- **What you are asked to do**
Using the entries below, copy out all lines where "icon" is found.

+++ Source records

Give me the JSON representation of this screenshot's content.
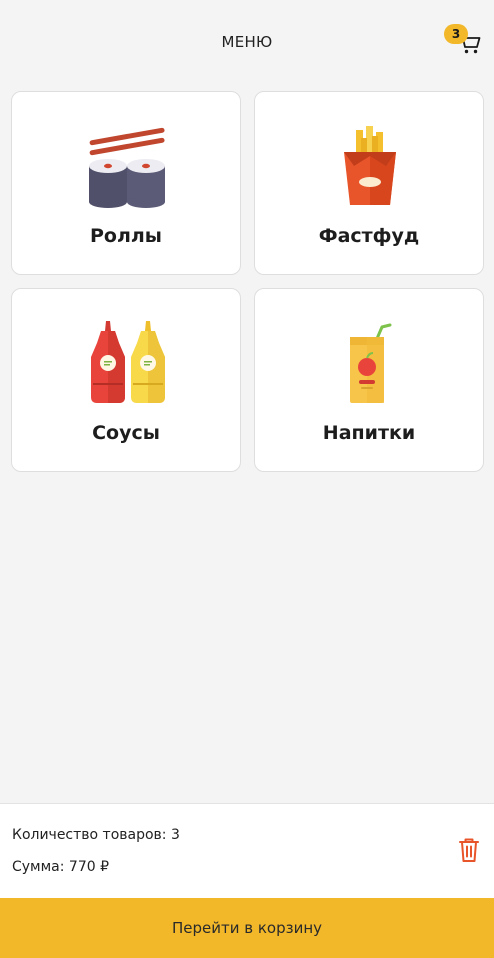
{
  "header": {
    "title": "МЕНЮ",
    "cart_icon": "cart-icon",
    "cart_count": "3"
  },
  "categories": [
    {
      "label": "Роллы",
      "icon": "sushi-rolls-icon"
    },
    {
      "label": "Фастфуд",
      "icon": "french-fries-icon"
    },
    {
      "label": "Соусы",
      "icon": "sauce-bottles-icon"
    },
    {
      "label": "Напитки",
      "icon": "juice-box-icon"
    }
  ],
  "summary": {
    "quantity_text": "Количество товаров: 3",
    "sum_text": "Сумма: 770 ₽",
    "clear_icon": "trash-icon"
  },
  "checkout": {
    "label": "Перейти в корзину"
  },
  "colors": {
    "accent": "#f2b82a",
    "danger": "#e8552a",
    "background": "#f4f4f4"
  }
}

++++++

- **Result of the task**
    "cart_icon": "cart-icon",
      "icon": "sushi-rolls-icon"
      "icon": "french-fries-icon"
      "icon": "sauce-bottles-icon"
      "icon": "juice-box-icon"
    "clear_icon": "trash-icon"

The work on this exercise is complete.